A friend of mine and her boyfriend have recently started a gratitude journal that requires them to, every night, share three things that they’re grateful for from that day. You’re not supposed to repeat anything, and they can be very specific – but you have to have three things. Although I’ve never been successful in journaling (my thoughts are much to sporadic for daily writing!), I think this is a good strategy for anyone who just doesn’t know where to start. What was the best thing that happened to you today? Maybe it was a really positive interaction with a stranger on the subway. Maybe you just had a great sandwich for lunch. Maybe the sun came out after a couple hours of rain and you didn’t need to lug your umbrella to the store. Being grateful is the connection to being happy that we often overlook.

The Joy of a Life Without Worry

I am a self-proclaimed worry wart. I am always worrying. Whether it’s about school, the future, my friends, my family, or worrying about the fact that I worry so much, my life has been a constant struggle of worrying about the past or worrying about the future – which is an incredibly unhealthy and unfulfilling way of life.

About six months ago, I decided that worrying was probably not the way I wanted to spend the next eighty years of my life. Not only does it take a toll on your emotions and burdens your heart, worrying mentally breaks me down – just think of all the brain power I’ve wasted!

My decision to live without worry came about as a sort of revelation to me that I didn’t actually need to be in control of my life. The age-old adage assumes that now (being your twenties) is the time for you to go and figure everything out and find your perfect job and your perfect match and plan ahead and start a family and live just like an adult should live. However, taking a step back from these worldly pressures, I’ve come to the conclusion that if at any point in my life I’m allowed to not have it all figured out, that time is now.

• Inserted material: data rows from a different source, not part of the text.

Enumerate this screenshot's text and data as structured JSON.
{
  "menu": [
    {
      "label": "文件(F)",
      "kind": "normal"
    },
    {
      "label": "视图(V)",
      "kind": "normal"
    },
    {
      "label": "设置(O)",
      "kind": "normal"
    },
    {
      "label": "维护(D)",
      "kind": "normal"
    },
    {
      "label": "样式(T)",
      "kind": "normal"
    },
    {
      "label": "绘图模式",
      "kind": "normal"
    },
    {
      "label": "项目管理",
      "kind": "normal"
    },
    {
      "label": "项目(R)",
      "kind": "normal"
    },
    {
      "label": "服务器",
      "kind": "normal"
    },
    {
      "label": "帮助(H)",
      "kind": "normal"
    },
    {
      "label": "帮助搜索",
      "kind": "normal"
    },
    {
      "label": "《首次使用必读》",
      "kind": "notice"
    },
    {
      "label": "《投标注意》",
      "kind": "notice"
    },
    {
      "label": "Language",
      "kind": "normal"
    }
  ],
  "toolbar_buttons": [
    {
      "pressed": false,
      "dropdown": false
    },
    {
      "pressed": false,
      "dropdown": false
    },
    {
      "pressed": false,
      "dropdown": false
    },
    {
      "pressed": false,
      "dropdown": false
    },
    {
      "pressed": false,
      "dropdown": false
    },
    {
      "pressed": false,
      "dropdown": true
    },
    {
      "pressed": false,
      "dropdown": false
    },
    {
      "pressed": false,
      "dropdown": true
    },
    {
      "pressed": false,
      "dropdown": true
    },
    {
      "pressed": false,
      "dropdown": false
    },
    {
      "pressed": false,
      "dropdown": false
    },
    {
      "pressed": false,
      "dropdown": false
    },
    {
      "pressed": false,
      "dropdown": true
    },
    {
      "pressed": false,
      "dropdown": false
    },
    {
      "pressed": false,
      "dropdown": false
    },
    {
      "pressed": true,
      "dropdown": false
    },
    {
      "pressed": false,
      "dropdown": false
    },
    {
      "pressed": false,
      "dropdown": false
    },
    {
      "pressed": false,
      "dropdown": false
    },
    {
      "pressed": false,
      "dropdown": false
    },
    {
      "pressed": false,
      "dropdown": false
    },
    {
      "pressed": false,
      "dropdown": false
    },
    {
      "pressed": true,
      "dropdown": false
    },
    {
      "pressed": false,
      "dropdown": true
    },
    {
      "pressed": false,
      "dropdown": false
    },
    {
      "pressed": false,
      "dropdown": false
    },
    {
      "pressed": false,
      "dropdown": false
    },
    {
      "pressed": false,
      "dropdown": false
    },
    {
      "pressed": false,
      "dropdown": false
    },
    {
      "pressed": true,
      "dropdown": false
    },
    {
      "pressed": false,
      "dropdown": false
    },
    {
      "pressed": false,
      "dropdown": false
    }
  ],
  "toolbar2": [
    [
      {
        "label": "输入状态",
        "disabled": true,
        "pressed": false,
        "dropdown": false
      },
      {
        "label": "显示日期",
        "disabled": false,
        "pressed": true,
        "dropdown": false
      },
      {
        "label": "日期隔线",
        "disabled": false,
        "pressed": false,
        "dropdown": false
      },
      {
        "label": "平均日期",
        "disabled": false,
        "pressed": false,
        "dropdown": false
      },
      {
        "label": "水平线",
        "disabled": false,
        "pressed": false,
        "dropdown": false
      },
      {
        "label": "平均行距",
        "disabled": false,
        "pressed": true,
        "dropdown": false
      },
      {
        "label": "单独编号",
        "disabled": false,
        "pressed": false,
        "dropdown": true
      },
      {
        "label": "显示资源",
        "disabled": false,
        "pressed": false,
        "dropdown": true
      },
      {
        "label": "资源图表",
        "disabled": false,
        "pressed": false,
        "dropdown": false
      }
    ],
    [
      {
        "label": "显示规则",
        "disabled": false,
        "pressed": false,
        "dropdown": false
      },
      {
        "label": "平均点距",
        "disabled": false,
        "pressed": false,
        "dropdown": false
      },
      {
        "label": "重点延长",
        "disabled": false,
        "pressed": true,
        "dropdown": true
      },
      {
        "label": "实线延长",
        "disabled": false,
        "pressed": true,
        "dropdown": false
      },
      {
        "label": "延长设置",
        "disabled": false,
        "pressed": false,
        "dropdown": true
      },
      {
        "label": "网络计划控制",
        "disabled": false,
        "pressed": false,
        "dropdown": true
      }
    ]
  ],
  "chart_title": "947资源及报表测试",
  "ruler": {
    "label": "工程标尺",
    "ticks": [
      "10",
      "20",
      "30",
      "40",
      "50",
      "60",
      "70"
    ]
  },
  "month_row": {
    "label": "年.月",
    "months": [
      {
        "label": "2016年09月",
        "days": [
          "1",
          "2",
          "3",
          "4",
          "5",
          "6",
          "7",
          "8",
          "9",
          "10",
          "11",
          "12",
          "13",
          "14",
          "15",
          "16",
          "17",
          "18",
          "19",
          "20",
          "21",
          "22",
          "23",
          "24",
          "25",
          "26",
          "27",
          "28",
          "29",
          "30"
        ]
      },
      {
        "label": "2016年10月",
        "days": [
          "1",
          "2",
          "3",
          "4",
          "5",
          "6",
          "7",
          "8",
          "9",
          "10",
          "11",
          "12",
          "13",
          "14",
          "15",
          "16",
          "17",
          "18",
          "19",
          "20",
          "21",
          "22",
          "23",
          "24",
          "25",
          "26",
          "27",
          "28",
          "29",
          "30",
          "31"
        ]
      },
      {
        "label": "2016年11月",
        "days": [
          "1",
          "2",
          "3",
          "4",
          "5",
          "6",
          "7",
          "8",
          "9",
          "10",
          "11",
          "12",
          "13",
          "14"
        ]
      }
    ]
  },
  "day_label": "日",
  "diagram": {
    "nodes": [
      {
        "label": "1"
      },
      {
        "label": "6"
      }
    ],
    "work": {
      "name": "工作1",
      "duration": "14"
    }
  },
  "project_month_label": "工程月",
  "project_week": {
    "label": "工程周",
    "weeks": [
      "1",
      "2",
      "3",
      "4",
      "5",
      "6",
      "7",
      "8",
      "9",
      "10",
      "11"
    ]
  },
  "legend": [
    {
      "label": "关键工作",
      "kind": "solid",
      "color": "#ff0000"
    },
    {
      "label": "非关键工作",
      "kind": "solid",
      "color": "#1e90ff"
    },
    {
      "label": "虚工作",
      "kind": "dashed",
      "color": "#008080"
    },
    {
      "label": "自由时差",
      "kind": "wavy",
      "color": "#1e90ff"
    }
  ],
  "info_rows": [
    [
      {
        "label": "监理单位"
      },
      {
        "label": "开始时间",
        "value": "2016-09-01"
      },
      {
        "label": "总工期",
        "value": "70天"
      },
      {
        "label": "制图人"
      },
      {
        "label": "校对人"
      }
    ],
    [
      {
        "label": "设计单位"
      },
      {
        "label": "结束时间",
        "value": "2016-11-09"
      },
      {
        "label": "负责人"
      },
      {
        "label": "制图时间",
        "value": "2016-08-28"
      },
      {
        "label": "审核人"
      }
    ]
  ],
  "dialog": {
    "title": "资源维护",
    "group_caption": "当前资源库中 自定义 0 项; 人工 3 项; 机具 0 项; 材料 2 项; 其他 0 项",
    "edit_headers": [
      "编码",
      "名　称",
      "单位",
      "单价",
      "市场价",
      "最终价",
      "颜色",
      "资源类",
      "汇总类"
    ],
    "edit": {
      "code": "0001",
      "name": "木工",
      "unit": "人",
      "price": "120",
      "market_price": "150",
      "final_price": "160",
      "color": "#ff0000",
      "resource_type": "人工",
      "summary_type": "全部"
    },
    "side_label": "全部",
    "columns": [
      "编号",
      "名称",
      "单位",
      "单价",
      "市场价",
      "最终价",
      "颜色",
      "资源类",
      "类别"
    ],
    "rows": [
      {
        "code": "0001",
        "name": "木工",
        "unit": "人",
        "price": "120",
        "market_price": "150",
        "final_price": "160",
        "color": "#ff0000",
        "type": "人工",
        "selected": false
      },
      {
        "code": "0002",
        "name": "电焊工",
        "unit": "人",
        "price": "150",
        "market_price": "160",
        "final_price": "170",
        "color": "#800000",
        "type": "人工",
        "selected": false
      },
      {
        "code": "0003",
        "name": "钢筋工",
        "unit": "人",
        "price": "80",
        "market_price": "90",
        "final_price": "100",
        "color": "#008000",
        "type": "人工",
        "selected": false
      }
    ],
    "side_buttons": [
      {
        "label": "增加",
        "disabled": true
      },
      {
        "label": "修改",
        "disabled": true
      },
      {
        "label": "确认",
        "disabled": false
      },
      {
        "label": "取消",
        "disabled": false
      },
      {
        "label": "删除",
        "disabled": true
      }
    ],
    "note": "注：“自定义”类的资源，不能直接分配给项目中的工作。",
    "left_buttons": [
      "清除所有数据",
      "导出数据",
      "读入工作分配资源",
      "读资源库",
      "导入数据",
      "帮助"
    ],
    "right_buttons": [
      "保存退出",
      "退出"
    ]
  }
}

Living a life of worry stops us from experiencing the current moment, because we’re always hyper-aware of the future. If I’m always thinking about how my life will be five years from now, worrying that it may not be where I want it to be, I’ll be missing out on the present (which, ironically, I would probably end up worrying about how many years I spent worrying that I’ll never get back).

I found this Bible verse that really illuminated this revelation:

Matthew 6:27 NIV

“Can any one of you by worrying add a single hour to your life?”

Answer: Absolutely not. We dwell in these thoughts and anxieties hoping that they will change the outcome of our situations. In reality, our lives will not get any longer. These are the hours for creating relationships, making memories, living for the beauty of life – not to be wasted in a vicious and self-deprecating cycle of worry.

And the beauty of this story? We have the hope and reassurance that our lives are in the hands of Someone much, much more powerful than we are. Regardless of how much we worry about what’s going to happen, our paths are not our own.

What a relief, right? In making the decision to worry less, I’ve already felt a remarkably lighter load on my heart.

Plus, now I’ve got all this time, brain space and emotional room to devote myself to the things that really matter – like living whole-heartedly in the present.